Problem statement: Report the number of lines in the records below that contain the word "Management", and nothing more.

[[ The data, beginning ]]

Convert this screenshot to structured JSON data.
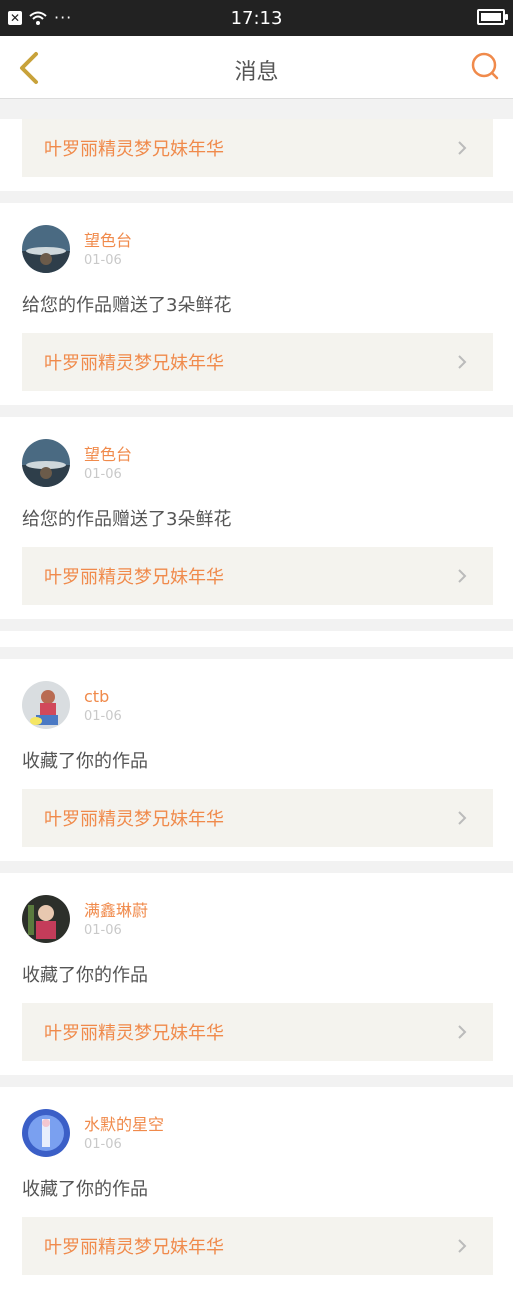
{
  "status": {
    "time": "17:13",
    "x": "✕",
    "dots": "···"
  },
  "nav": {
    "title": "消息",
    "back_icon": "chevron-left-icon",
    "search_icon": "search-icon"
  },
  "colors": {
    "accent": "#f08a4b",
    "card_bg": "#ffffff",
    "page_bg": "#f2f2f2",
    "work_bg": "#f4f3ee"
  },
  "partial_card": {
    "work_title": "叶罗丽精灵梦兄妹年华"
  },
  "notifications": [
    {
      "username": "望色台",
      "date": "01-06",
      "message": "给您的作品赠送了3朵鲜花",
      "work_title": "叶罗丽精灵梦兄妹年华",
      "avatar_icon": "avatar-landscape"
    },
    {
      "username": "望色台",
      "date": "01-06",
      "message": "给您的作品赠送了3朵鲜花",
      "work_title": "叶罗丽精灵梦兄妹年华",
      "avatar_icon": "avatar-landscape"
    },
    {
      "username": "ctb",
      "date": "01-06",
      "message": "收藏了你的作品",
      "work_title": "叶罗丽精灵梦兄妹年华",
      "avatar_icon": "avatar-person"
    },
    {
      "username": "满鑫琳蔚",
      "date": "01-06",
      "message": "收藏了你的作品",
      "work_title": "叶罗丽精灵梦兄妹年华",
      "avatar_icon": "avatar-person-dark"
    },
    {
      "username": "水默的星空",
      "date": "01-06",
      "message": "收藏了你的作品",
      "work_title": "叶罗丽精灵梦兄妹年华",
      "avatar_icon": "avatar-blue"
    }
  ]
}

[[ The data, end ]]
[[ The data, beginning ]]

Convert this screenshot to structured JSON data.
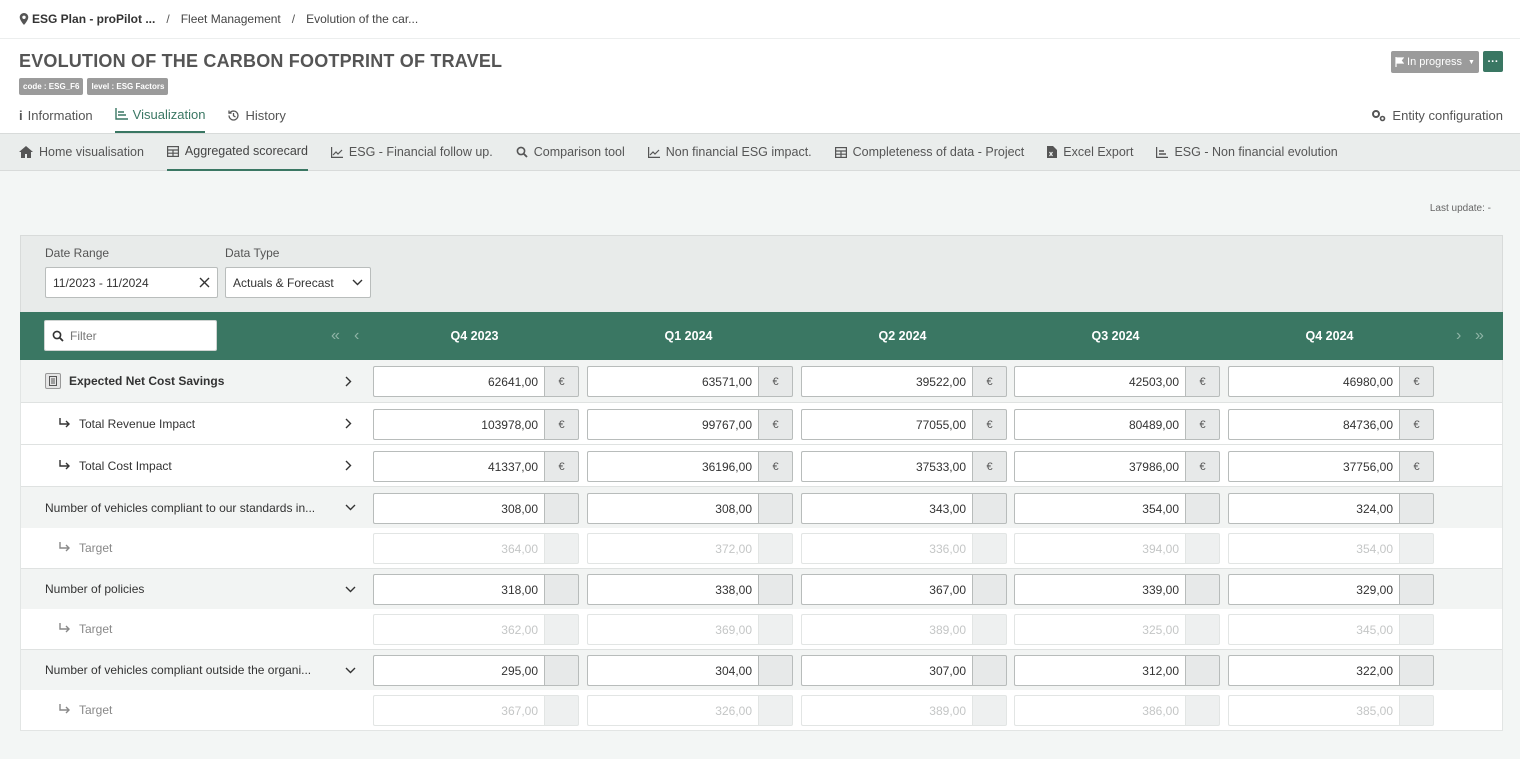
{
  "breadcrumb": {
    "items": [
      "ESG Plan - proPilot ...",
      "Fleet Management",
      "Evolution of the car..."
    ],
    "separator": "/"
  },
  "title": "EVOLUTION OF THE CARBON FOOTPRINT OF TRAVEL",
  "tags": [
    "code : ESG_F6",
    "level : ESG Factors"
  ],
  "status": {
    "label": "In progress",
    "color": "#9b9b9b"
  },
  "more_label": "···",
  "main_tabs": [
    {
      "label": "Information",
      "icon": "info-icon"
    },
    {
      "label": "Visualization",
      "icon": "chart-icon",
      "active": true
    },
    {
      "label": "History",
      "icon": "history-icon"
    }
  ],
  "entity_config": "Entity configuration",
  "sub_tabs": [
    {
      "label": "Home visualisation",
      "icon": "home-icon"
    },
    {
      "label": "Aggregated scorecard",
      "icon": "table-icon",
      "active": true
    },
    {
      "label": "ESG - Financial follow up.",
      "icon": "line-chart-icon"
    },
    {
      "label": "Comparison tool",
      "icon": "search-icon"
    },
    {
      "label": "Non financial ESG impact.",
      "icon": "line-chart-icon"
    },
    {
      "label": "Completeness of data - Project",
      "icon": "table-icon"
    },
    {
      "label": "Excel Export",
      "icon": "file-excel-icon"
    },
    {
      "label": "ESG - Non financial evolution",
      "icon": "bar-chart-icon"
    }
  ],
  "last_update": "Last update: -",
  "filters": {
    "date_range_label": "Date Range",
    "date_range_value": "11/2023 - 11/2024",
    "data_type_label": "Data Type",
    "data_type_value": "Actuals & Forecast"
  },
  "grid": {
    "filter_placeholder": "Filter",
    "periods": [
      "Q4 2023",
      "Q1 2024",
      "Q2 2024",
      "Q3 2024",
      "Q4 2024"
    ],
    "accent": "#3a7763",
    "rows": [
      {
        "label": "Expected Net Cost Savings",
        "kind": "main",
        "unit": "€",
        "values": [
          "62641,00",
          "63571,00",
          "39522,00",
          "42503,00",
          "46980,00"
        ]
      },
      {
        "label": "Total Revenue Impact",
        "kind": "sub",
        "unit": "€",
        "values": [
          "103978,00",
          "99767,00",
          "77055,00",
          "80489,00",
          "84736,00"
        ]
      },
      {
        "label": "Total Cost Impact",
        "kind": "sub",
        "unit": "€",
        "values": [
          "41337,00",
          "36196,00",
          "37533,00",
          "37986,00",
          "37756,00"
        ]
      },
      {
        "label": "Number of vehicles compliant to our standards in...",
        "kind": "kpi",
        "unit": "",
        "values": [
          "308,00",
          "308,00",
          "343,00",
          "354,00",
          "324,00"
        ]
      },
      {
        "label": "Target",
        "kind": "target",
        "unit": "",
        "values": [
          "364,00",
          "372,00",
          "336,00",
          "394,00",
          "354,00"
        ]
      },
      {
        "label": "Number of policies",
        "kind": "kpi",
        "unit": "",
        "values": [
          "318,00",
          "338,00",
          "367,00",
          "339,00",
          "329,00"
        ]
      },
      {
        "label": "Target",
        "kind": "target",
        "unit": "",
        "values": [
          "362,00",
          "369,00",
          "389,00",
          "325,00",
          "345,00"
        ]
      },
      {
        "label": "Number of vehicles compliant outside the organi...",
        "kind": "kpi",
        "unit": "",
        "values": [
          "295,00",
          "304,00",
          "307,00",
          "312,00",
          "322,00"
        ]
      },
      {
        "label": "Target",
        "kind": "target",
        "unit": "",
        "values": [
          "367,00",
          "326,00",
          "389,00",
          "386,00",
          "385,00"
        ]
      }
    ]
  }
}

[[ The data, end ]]
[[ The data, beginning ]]

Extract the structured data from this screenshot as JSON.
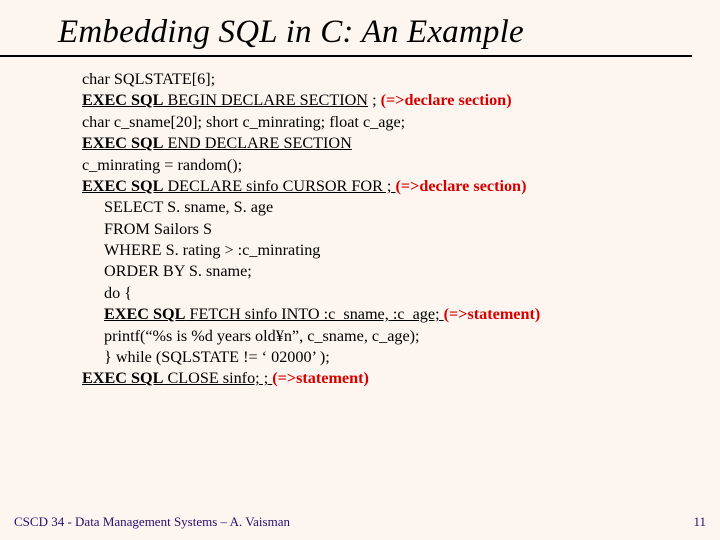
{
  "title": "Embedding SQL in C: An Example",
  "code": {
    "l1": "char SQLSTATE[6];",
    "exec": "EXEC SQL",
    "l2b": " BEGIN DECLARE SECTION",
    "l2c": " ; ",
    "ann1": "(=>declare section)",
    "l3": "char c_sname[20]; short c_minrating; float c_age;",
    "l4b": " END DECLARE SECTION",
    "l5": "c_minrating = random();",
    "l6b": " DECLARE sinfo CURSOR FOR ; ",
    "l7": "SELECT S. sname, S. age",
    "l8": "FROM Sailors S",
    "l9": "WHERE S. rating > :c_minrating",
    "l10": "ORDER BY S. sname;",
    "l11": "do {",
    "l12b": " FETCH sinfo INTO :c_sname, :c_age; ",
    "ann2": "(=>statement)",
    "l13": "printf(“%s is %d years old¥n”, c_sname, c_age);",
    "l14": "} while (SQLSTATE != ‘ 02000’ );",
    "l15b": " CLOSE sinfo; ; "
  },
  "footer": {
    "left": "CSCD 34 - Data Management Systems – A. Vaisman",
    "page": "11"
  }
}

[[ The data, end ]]

Response area: 2